Some weeks ago we published a letter from Azeezat Johnson complaining about the Union’s Women’s Day poster. This triggered one of the most intense debates we’ve had on this blog, which can be viewed here. Current VP Welfare and Societies, Sophie Paterson, forwarded this response and apology to us. Given the interest generated by the first article, we feel it is only fair to also publicise the explanation.
I should like to start with a personal apology for any offence caused by the poster concerned. I hope that in this response I can outline the reasons for its ill advised publication and distribution.
For many years SUSU has had both a Women’s and a Men’s Officer whose remit is as follows: responsible for the development and implementation of Union policy on women, to liaise with women’s groups and to report on items of concern to women students. The Officer will also be responsible for publicising and convening a working group to organize the Women’s Week and present the budget to Welfare Committee, and work within the Equal Opportunities Department. (The men’s officer role corresponds to this.)

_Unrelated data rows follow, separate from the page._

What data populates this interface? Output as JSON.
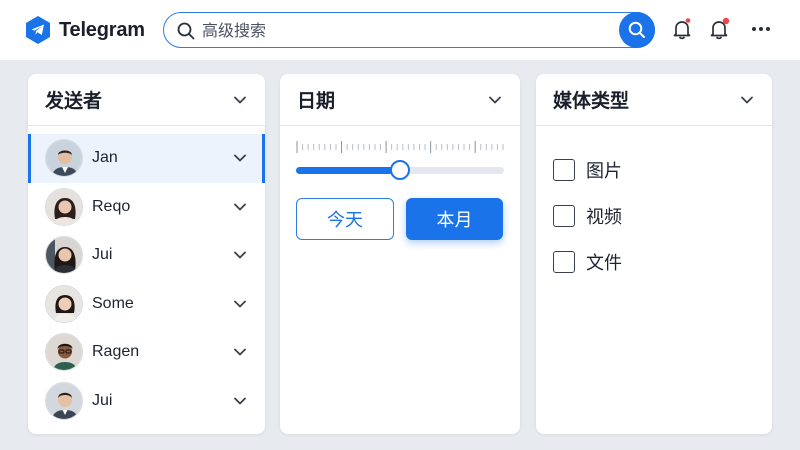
{
  "app": {
    "name": "Telegram",
    "brand_color": "#1a73e8"
  },
  "search": {
    "placeholder": "高级搜索",
    "value": "",
    "icon": "search-icon",
    "button_icon": "search-icon"
  },
  "header_actions": [
    {
      "icon": "bell-icon",
      "has_badge": true,
      "badge_color": "#e84a4a"
    },
    {
      "icon": "bell-outline-icon",
      "has_badge": true,
      "badge_color": "#e84a4a"
    },
    {
      "icon": "more-horizontal-icon"
    }
  ],
  "sender_panel": {
    "title": "发送者",
    "items": [
      {
        "name": "Jan",
        "active": true,
        "avatar": "avatar-man-suit"
      },
      {
        "name": "Reqo",
        "active": false,
        "avatar": "avatar-woman-dark-hair"
      },
      {
        "name": "Jui",
        "active": false,
        "avatar": "avatar-woman-long-hair"
      },
      {
        "name": "Some",
        "active": false,
        "avatar": "avatar-woman-short-hair"
      },
      {
        "name": "Ragen",
        "active": false,
        "avatar": "avatar-man-glasses"
      },
      {
        "name": "Jui",
        "active": false,
        "avatar": "avatar-man-young"
      }
    ]
  },
  "date_panel": {
    "title": "日期",
    "slider_fraction": 0.5,
    "today_label": "今天",
    "month_label": "本月",
    "selected": "本月"
  },
  "media_panel": {
    "title": "媒体类型",
    "options": [
      {
        "label": "图片",
        "checked": false
      },
      {
        "label": "视频",
        "checked": false
      },
      {
        "label": "文件",
        "checked": false
      }
    ]
  }
}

The officer is an admin position and therefore receives no training (this will change as of the next academic year) and balances SUSU activities with study. Due to the huge commitment it takes to organise a week of activities previous incumbents of both Mens’ and Womens’ Officer roles have been unable to organise a day let alone an entire week for either Women’s or Men’s events. It was therefore decided that this year we would aim to organise two days rather than weeks of activities. It is important to note that traditionally both SUSU events have focused around health and wellbeing rather than the social, political or historical aspects of the female experience. This is reflected in the correlation with Men’s day, if we were focusing on culture and feminism particularly then it might be inappropriate to have a men’s day, however on the subject of health and wellbeing there are many issues which affect either men or women and thus it makes sense for the binary format, and to hold separate days for each sex.

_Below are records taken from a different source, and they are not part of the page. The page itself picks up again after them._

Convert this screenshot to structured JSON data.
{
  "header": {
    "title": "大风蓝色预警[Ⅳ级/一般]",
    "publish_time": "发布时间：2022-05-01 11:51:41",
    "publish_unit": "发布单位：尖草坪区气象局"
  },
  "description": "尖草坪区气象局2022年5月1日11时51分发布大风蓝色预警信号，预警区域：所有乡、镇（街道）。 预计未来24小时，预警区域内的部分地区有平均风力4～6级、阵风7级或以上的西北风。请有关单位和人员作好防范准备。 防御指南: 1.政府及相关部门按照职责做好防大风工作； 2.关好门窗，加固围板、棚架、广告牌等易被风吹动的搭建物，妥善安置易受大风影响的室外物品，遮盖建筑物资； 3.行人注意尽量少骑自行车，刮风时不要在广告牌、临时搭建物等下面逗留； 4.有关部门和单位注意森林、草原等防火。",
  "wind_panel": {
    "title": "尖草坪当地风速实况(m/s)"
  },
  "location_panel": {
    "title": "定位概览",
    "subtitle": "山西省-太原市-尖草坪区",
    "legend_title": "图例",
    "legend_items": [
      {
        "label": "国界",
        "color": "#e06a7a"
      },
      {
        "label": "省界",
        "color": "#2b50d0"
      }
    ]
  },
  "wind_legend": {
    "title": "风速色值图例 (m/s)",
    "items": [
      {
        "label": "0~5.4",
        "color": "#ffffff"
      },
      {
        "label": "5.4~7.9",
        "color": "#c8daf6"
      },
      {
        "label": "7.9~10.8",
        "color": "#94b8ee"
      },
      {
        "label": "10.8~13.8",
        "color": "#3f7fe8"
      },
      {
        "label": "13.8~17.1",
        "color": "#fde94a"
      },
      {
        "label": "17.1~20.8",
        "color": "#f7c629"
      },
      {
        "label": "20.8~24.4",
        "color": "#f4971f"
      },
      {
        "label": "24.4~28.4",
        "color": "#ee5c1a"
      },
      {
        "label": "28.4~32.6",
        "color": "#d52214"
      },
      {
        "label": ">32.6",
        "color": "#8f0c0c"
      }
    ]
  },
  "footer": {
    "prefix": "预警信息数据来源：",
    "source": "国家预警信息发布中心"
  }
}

Bearing in mind the mindset of promoting health and wellbeing and looking at the events calendar we set the dates for two days. The University had asked SUSU if we wanted to be involved in their International Women’s Day activities on the 8th and 9th of March, and upon agreeing that this would be an exciting opportunity we were offered a slot to run a workshop on the 9th. It therefore made sense to hold our other activities on the 9th to coincide with this workshop. In retrospect holding the SUSU Women’s day next to International Women’s Day created a confused message between the intentions of specific heath promotion and the promotion of the International Women’s movement. I believe this was the key error which led to your concerns about the way in which the day was marketed and this is a confusion we shall be avoiding in future years.
In regard to the specific content of the poster the idea was to run a ‘tongue in cheek’ campaign to publicise the day, to use gimmicks such as the doughnut stall, male eye-candy on the poster and sing-star to encourage female students, who would be put off by using the serious messages of women’s issues in our promotion, to attend the day, I’m sure we’ve all come across many women who regularly start sentences with “I’m not a feminist, but…”. The idea of promoting a ‘Macho’ day for Men’s day was highly effective and the union was filled with male and female students who were drawn in by the gimmicks of the day and left with valuable information on sexual health and cancer awareness. Unfortunately in attempting the same thing for Women’s Day we encountered a number of problems. We had great difficulty getting relevant women’s organisations to attend as most were busy running their own women’s day events as there were various events going on that week due to International Women’s Day. We did manage to get Southampton Women’s Aid to attend, but unfortunately they were unable to be there for the whole day. We invited the Southampton based Ethical Cooperative ‘Who made your pants?’ as well as various cancer charities (who regularly use women’s underwear to promote their cause), who had indicated they would be able to attend, this is why the designer in question chose to use women in their underwear on the poster. As there was no reference to International Women’s Day in the brief the poster was created to parallel the Men’s Day one with the idea that the two events would work in synergy to promote each other. Once again, in retrospect this was unfortunate and the design was inappropriate, however it was not done in malice or in contempt of the events for International Women’s Day.
As the workshop session was part of the University’s programme of events for the day, the university was expected to create the signage and publicity to help people find the Hartley Suite where the session was located. I apologise on behalf of the University and will feed back to them to ensure that this kind of information is available at future events.
I should like to thank you for bringing this issue to our attention, and to the attention of your fellow students via the Wessex Blog (I believe it is one of the most hotly discussed issues there, which is fantastic). We were aware that there were many improvements to be made on the way we approach the SUSU women’s day event and having student feedback is very helpful in shaping this for future years.
Once again I would like to apologise for offence caused by the poster and I hope I have made you aware of the difficulties of organising this kind of event to as high standard as we should like. As I have stated the problems have arisen through a lack of clarity of purpose and not through any malice or complacency on the part of the Students’ Union.
I would encourage you to considering running for the position of Women’s Officer at Union council this term, there are also many other positions which would give you more opportunity to direct the policy and activity of the Union coming up at Union Council.
Apologies for the delay in my response, I wanted to give your letter the considered reply it deserves.
Please do not hesitate to contact me if you would like to discuss this issue further or with any other feedback on the Union.
What do you think of Sophie’s response? Comments are welcome below.